One of the hardest truths about relationships is just because you like someone doesn’t mean they will ever like you back. My fifteen-year-old daughter has been tortured by this truth for a couple of years now. He was her first, real crush—but he chose to like a close friend of hers instead. To look at my daughter you would think she didn’t care, but I’ve lived with her long enough to know what her long stretches of silence mean. She’s pretty chatty until she’s upset, then she burrows deep inside herself until she’s ready to come out again.

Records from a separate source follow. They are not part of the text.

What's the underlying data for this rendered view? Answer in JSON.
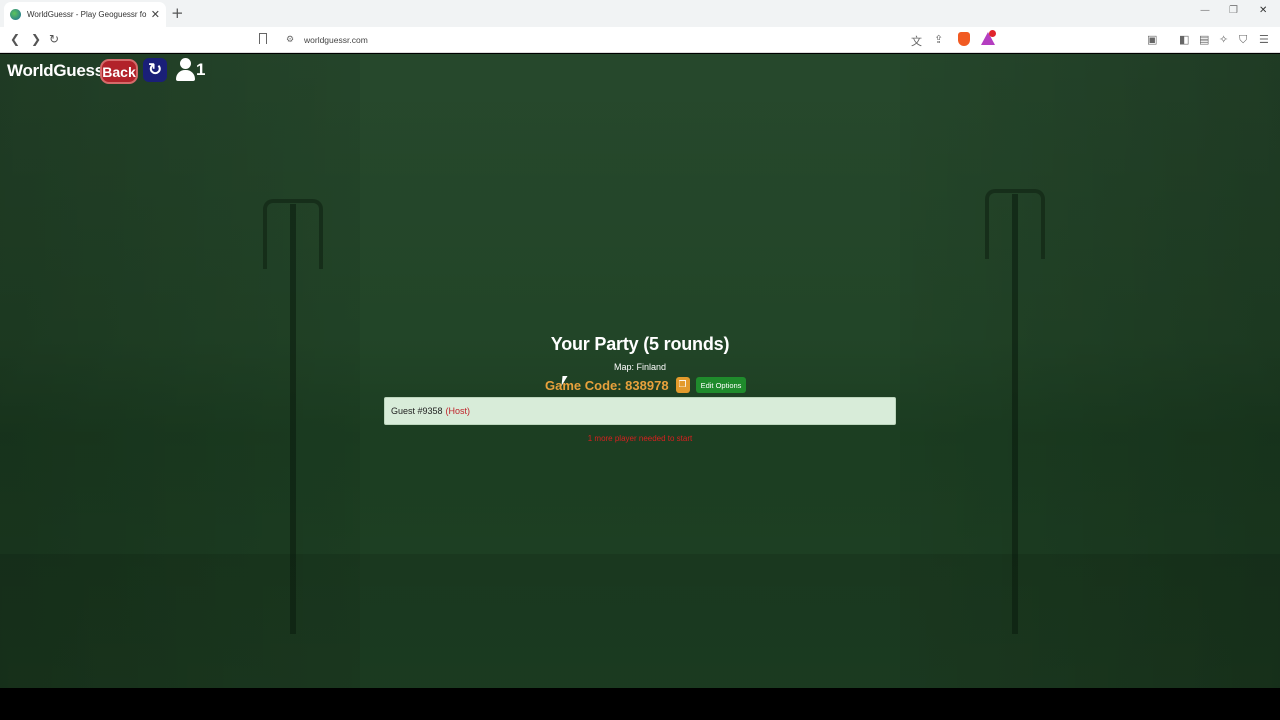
{
  "browser": {
    "tab_title": "WorldGuessr - Play Geoguessr fo",
    "tab_close": "✕",
    "new_tab": "+",
    "url": "worldguessr.com",
    "window_controls": [
      "—",
      "❐",
      "✕"
    ]
  },
  "header": {
    "brand": "WorldGuessr",
    "back_label": "Back",
    "refresh_icon": "↻",
    "player_count": "1"
  },
  "party": {
    "title": "Your Party (5 rounds)",
    "map_line": "Map: Finland",
    "game_code": "Game Code: 838978",
    "edit_label": "Edit Options",
    "players": [
      {
        "name": "Guest #9358",
        "tag": "(Host)"
      }
    ],
    "need_message": "1 more player needed to start"
  },
  "colors": {
    "overlay": "#123a1a",
    "back_button": "#b2222a",
    "refresh_button": "#1a1f78",
    "game_code": "#e8a13c",
    "edit_button": "#1f8b2c",
    "panel_bg": "#d8ecd9",
    "host_tag": "#c0222a",
    "warning": "#d82020"
  }
}
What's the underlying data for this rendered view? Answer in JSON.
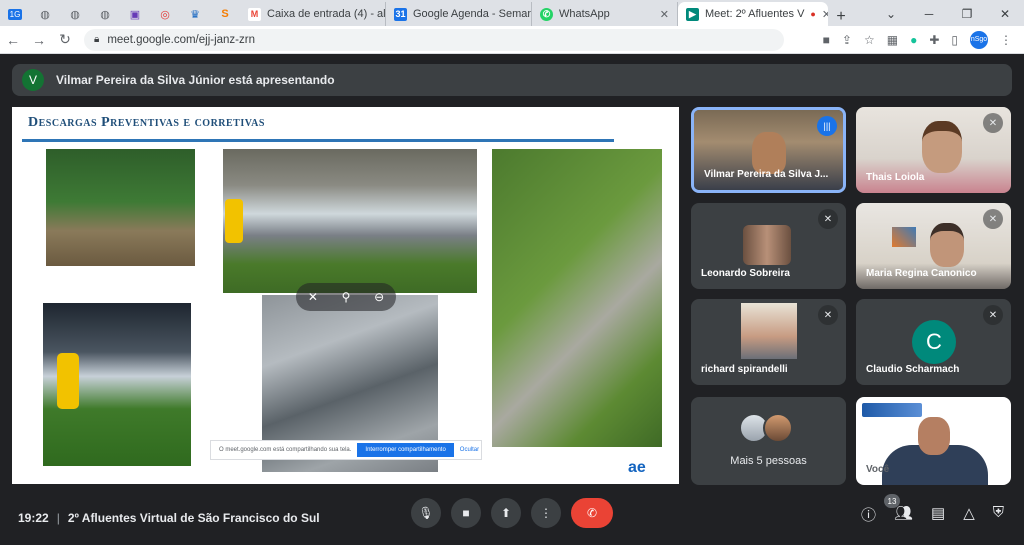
{
  "browser": {
    "pinned_tabs": [
      "1G",
      "",
      "",
      "",
      "",
      "",
      "",
      "S"
    ],
    "tabs": [
      {
        "label": "Caixa de entrada (4) - al",
        "icon": "gmail-icon",
        "color": "#ea4335"
      },
      {
        "label": "Google Agenda - Seman",
        "icon": "calendar-icon",
        "color": "#1a73e8"
      },
      {
        "label": "WhatsApp",
        "icon": "whatsapp-icon",
        "color": "#25d366"
      },
      {
        "label": "Meet: 2º Afluentes V",
        "icon": "meet-icon",
        "color": "#00897b",
        "active": true
      }
    ],
    "url": "meet.google.com/ejj-janz-zrn",
    "profile": "nSgo"
  },
  "meet": {
    "presenting_initial": "V",
    "presenting_text": "Vilmar Pereira da Silva Júnior está apresentando",
    "slide": {
      "title": "Descargas Preventivas e corretivas",
      "share_notice": "O meet.google.com está compartilhando sua tela.",
      "stop_share": "Interromper compartilhamento",
      "hide": "Ocultar",
      "logo": "ae"
    },
    "participants": [
      {
        "name": "Vilmar Pereira da Silva J...",
        "speaking": true
      },
      {
        "name": "Thais Loiola"
      },
      {
        "name": "Leonardo Sobreira"
      },
      {
        "name": "Maria Regina Canonico"
      },
      {
        "name": "richard spirandelli"
      },
      {
        "name": "Claudio Scharmach",
        "initial": "C"
      },
      {
        "name": "Mais 5 pessoas"
      },
      {
        "name": "Você"
      }
    ],
    "clock": "19:22",
    "meeting_title": "2º Afluentes Virtual de São Francisco do Sul",
    "people_count": "13"
  }
}
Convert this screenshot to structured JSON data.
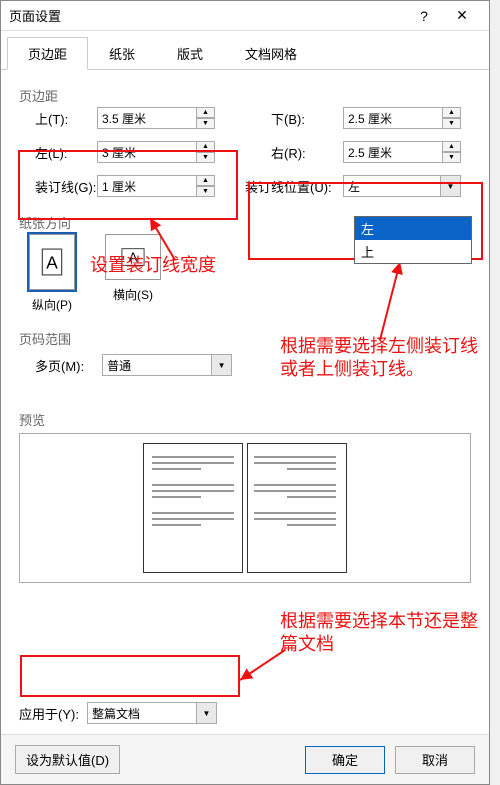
{
  "window": {
    "title": "页面设置",
    "help_icon": "?",
    "close_icon": "✕"
  },
  "tabs": {
    "t0": "页边距",
    "t1": "纸张",
    "t2": "版式",
    "t3": "文档网格"
  },
  "margins": {
    "section": "页边距",
    "top_label": "上(T):",
    "top_value": "3.5 厘米",
    "bottom_label": "下(B):",
    "bottom_value": "2.5 厘米",
    "left_label": "左(L):",
    "left_value": "3 厘米",
    "right_label": "右(R):",
    "right_value": "2.5 厘米",
    "gutter_label": "装订线(G):",
    "gutter_value": "1 厘米",
    "gutter_pos_label": "装订线位置(U):",
    "gutter_pos_value": "左",
    "gutter_pos_options": {
      "o0": "左",
      "o1": "上"
    }
  },
  "orientation": {
    "section": "纸张方向",
    "portrait": "纵向(P)",
    "landscape": "横向(S)"
  },
  "pages": {
    "section": "页码范围",
    "multi_label": "多页(M):",
    "multi_value": "普通"
  },
  "preview": {
    "section": "预览"
  },
  "apply": {
    "label": "应用于(Y):",
    "value": "整篇文档"
  },
  "footer": {
    "default": "设为默认值(D)",
    "ok": "确定",
    "cancel": "取消"
  },
  "annotations": {
    "a1": "设置装订线宽度",
    "a2": "根据需要选择左侧装订线或者上侧装订线。",
    "a3": "根据需要选择本节还是整篇文档"
  }
}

I wish I could promise her this will never happen again, but I can’t. Other people’s hearts can’t, nor should they, be controlled. When I think back to my younger years and all the pain I experienced for liking boys, part of me thinks it might be better if she stayed burrowed inside herself forever. But then I think of my husband, and the joy I’ve had being married for these last twenty years. Yeah, a lost first crush is never a reason to give up entirely—not even the second or third. Really, if you don’t want to be alone forever then you can never give up. Risking your heart is the only way you’ll find the person who will appreciate and love the real you. Once you find that person you’ll know for yourself it was a risk worth taking.
I just love do-as-I-say-not-as-I-do moments when I’m trying to teach my children how to do something. Sadly, they happen often so I’m never going to win that mother-of-the-year award.
My children have been weeding my flower beds for years. In fact, my youngest will tell you nobody pulls weeds better than him, though you’ll have to ignore the eye rolls of my other two kids every time they hear that statement. I do a much better job of hiding my eye rolls.
Anyway, the time had come to weed and thin my climbing roses. I’ve never had my children do this chore. The roses growing up the fence are New Dawns. Though their fragrance is divine, when fully grown, their thorns can pierce even the thickest glove so I’ve always opted to take care of this section of garden myself. However, this year, I decided it was time to give them a tutorial on the process.
The first thing I point out was the sharp thorns. “Be careful how you handle these, especially the dead vines we’re cutting out, those thorns are often even sharper than the living ones.”
Not even a minute later I put my hand down, without looking, to use my full weight to move to the next section of roses. Three large thorns from the dead vine I’d just cut out went right through my gloves and pierced my palm. They went so deep the vine remained attached to me even after I lifted my hand. What else could I say as I cringed in pain but, “See, guys, this is what you don’t want to do.”
Ugh, I hate pain, but I just can’t seem to avoid it.
When life crashes down hard on you, and you feel like the mounting struggle is smothering you, I used to have a tendency to think that barreling through all of it at once was the only way to survive. After all, it makes sense that if we just get through it faster it will be over quicker, right?
It’s taken years to alter this initial response in myself, but I’ve discovered this kind of thinking often only exacerbates the issue rather than eases the burden I’m under. Because, even if I somehow manage to lift that boulder squishing me, it’s still a boulder on my shoulders that has to be dealt with.
The problems we face often have many facets, or issues intertwined. Trying to deal with them all lump together can be on overwhelming prospect for anyone. But, if you work through one thread at a time, those struggles become a little easier to face. Sure, there’s still a good-sized lump left to work through, but chipping away at problems are less exhaustive than trying to overcome them all at once. And trust me—life doesn’t ever stop throwing you problems, so you’re going to want to pace yourself. The good news—every victory, no matter how small, will give you an extra shot of strength to keep on fighting.